According to a DOJ Press Release, the scammers hacked into the computer networks of major retailers -- including TJX Companies (owner of TJ Maxx and Marshalls stores), BJ's Wholesale Club, OfficeMax, Boston Market, Barnes & Noble, Sports Authority, Forever 21 and DSW -- and installed "sniffer" programs to gather card numbers, passwords, and account information. That information was then sold to criminals in the U.S. and Eastern Europe. Reuters reports that "the charges target three people from the United States, three from the Ukraine, two from China, one from Estonia and one from Belarus."

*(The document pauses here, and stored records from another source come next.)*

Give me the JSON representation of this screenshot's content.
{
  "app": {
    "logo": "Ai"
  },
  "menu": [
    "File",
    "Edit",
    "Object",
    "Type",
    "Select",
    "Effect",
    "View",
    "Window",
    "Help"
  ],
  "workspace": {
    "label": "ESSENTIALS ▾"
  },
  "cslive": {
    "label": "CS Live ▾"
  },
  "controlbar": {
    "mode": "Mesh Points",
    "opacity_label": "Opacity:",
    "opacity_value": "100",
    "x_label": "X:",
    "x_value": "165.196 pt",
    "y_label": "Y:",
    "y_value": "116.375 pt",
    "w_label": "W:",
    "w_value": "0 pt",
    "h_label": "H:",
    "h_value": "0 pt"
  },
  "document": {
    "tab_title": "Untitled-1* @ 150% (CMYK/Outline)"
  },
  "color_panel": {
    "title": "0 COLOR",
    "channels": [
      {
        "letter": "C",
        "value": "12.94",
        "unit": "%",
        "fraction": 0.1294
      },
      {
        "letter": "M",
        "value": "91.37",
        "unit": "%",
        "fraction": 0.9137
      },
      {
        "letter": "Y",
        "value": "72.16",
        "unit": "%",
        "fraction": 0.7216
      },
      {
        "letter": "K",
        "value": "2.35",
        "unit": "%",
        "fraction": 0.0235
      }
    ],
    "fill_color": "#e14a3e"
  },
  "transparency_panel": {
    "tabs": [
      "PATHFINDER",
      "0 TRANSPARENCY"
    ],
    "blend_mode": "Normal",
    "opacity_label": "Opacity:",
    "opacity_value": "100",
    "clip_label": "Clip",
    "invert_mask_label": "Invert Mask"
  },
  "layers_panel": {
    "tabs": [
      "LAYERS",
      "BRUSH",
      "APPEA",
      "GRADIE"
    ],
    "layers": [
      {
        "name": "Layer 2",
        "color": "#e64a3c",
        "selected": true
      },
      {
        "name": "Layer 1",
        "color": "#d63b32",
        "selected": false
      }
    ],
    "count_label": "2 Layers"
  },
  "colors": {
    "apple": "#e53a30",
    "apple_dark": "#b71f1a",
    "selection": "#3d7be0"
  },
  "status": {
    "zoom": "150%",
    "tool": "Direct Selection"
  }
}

U.S. Attorney General Michael B. Mukasey calls the indictments "the single largest and most complex identity theft case ever charged in this country," stressing that "computer networks and the Internet are an indispensable part of the world economy. But even as they provide extraordinary opportunities for legitimate commerce and communication, they also provide extraordinary opportunities for criminals."